Spring 2018


This study interrogates the exclusionary culture of environmentalism with respect to gender, and in doing so, illuminates elements of function and dysfunction with respect to gender dynamics in environmental organizations. I utilize social science-based quantitative and qualitative methods as a foundation for my analysis. My research investigates the role of gender both at the micro level, with individuals, and the macro level, by evaluating the persistence of the “Old Boys’ Club” culture in environmental organizations. Thirteen people participated in interviews, and forty people responded to an online survey. Personal reflections gathered from the survey reveal gendered trends in environmental problem perception, attitudes, behaviors, values and engagement, while professional reflections collected during interviews provide insight into the operations of gender in an organizational context. In some ways, current gender dynamics in environmental organizations signify a departure from the “Old Boys’ Club” culture, as indicated by female leadership of environmental organizations and a burgeoning interest amongst females in environmental work. However, a deeper analysis reveals the residual effects of the masculine-privileging “Old Boys’ Club” culture, as women express sentiments of feeling dismissed as professionals, and report working harder than their male counterparts to achieve the same level of respect.

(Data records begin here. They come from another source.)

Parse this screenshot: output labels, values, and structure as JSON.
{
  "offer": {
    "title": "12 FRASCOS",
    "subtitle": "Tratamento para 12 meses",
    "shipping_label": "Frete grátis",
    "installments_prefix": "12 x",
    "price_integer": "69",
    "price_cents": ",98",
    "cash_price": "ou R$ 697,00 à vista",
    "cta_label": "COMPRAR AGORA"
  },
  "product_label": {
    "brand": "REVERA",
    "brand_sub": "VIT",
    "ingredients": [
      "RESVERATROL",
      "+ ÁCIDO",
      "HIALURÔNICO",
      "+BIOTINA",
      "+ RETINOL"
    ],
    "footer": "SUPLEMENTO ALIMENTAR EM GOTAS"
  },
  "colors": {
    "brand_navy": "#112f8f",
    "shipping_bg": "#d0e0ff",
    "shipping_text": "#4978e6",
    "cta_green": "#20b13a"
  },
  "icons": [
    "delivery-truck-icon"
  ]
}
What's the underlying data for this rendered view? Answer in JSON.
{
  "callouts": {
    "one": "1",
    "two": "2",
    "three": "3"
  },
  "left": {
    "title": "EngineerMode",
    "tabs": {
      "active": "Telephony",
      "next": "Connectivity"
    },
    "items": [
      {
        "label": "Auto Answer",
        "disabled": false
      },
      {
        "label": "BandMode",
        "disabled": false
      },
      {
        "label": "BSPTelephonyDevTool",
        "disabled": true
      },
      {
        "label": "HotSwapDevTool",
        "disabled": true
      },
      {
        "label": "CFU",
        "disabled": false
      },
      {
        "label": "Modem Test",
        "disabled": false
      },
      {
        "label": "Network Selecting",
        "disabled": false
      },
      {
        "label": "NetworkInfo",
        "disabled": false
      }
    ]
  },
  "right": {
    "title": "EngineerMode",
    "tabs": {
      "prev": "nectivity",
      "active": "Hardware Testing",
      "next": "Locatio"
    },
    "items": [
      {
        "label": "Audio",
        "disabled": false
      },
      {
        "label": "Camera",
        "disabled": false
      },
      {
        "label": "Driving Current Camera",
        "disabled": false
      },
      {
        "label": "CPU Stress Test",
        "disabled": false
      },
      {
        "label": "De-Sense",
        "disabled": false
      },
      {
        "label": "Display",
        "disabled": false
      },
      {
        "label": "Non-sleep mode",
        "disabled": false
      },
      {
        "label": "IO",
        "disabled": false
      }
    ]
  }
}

I explicate the importance of considering gender in matters of organizational structure, management and participation through this perspective of analysis.


environmental organizations, gender, Old Boys Club, Old Boys Network, gender dynamics

Access Type

Honors Thesis

Degree Type

Bachelor of Arts


Environmental Studies

Second Major

Political Science

First Advisor

Ben Marsh

Second Advisor

Emma Gaalaas Mullaney

Third Advisor

Ron Smith